- 16 Nov 2020 (online, 9.30a-4.00p EST): FDA workshop entitled “Potential Approach for Ranking of Antimicrobial Drugs According to Their Importance in Human Medicine: A Risk Management Tool for Antimicrobial New Animal Drugs.” Go here for the FR notice and here for extended details, including registration.
- 17 Nov 2020 (online, 17:00-18:30 CET): GARDP-sponsored webinar entitled “Discovery of new antibacterials using artificial intelligence (computational chemoinformatics)” moderated by Laura Piddock. Go here to register.
- 18-24 Nov 2020 (everywhere): World Antimicrobial Awareness Week. For resources, go here for WHO’s home page for the week. The focus will be on two messages: “Antimicrobials: handle with care” and “United to preserve antimicrobials.”
- 19 Nov 2020 (online, 9-10.30am EST) webinar chaired by Jeremy Knox entitled “Responding to difficult-to-treat infections: Role and responsibilities of governments, researchers, clinicians, industry and patients”, the final webinar in a 4-part series sponsored by Wellcome Trust entitled “AMR in the Light of COVID-19 Webinar Series; From hypothetical to reality: How COVID-19 foretells a world without antibiotics.” Go here to register.
- 26-28 Jan 2021 (online, runs ~7.30a-5.00p Central each day): 4th Annual Texas Medical Center Antimicrobial Resistance and Stewardship Conference. Sponsored by McGovern Medical School, ARLG, and the Gulf Coast Consortia, the agenda includes both poster sessions and keynotes. The call for abstracts closes 18 Dec 2020. Go here for more details.
- 9-12 Jul 2021 (Vienna): Annual ECCMID meeting (#31)
- 18-21 May 2021 (Albuquerque, New Mexico): Biannual meeting of the MSGERC (Mycoses Study Group Education and Research Consortium). Save-the-date announcement is here, details to follow.
- 20-24 June 2021 (Toronto): International Symposium on Pneumococci and Pneumococcal Diseases (ISPPD-12). Go here for details.
- 3-7 Jun 2021 (Anaheim), ASM Microbe 2021. Go here for details.
- 27 Jun-2 Jul 2021 (Ventura, CA): Gordon Research Conference entitled “Antimicrobial Peptides”. Go here for details, go here for the linked 26-27 Jun Gordon Research Seminar that precedes it.
- 5-21 Aug 2021 (Marine Biology Laboratory, Woods Hole, MA): Residential course entitled “Molecular Mycology: Current Approaches to Fungal Pathogenesis.” This 2-week intensive training program has run annually for many years and gets outstanding reviews. Go here for details.
- 8-11 Oct 2021 (Aberdeen, Scotland): 10th Trends in Medical Mycology. Go here for details.

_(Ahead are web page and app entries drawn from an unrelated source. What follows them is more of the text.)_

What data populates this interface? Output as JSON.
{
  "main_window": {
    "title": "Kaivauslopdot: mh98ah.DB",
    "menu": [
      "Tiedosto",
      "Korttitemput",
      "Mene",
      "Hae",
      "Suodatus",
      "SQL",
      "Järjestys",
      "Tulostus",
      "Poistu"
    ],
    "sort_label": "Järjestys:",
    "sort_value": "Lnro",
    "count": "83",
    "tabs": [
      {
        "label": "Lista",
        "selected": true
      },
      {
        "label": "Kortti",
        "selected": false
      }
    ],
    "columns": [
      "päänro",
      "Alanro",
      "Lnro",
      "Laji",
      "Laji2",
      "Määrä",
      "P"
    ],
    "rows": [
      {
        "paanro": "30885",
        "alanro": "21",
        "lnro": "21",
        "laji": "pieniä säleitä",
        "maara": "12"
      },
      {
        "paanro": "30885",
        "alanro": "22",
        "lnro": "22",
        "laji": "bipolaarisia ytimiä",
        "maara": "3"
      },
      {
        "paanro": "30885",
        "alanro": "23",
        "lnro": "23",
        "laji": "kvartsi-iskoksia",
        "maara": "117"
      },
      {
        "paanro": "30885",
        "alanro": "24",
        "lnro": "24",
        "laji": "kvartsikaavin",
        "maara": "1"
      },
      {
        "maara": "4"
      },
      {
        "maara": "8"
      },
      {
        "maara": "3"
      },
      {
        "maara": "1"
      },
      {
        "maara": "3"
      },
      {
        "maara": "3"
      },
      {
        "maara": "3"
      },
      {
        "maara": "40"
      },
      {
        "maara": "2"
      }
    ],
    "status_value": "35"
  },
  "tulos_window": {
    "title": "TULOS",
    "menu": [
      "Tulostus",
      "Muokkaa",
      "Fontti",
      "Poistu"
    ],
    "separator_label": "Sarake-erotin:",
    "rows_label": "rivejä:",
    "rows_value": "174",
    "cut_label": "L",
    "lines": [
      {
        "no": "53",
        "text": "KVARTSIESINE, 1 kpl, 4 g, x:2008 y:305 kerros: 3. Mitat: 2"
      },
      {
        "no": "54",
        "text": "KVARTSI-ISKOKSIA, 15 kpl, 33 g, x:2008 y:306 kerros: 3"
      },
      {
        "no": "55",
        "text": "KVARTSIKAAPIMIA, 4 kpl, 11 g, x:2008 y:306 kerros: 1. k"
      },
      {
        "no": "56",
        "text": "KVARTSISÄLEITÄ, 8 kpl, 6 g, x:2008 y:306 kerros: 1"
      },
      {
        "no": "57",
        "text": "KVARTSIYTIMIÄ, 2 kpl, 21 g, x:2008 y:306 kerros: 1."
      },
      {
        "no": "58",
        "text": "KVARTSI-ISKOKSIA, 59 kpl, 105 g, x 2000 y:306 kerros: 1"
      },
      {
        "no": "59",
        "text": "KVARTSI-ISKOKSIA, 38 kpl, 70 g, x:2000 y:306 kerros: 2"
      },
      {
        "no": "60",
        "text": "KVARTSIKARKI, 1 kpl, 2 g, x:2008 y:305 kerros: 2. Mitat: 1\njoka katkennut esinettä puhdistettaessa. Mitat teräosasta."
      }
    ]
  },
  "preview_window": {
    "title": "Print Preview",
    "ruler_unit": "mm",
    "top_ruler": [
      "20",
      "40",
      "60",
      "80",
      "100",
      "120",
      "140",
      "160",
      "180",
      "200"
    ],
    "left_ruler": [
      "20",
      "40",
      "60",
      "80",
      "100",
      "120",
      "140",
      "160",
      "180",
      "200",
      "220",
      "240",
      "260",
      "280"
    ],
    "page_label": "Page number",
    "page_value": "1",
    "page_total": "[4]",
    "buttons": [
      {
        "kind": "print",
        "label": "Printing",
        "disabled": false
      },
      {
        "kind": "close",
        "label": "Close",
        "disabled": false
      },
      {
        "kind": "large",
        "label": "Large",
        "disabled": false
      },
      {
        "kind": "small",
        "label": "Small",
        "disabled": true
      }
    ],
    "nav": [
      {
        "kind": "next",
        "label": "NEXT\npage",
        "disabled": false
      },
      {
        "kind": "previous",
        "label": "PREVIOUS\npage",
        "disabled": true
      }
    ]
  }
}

- 16-24 Oct 2021 (Annecy, France): Interdisciplinary Course on Antibiotics and Resistance (ICARe). This is a soup-to-nuts residential course on antibiotics, antibiotic resistance, and antibiotic R&D. The course is very intense, very detailed, and gets rave reviews. Registration is here and is limited to 40 students.
- 6-11 Mar 2022 (Il Ciocco, Tuscany): Gordon Research Conference entitled “New Antibacterial Discovery and Development”. Go here for details, go here for the linked 5-6 Mar Gordon Research Seminar that precedes it.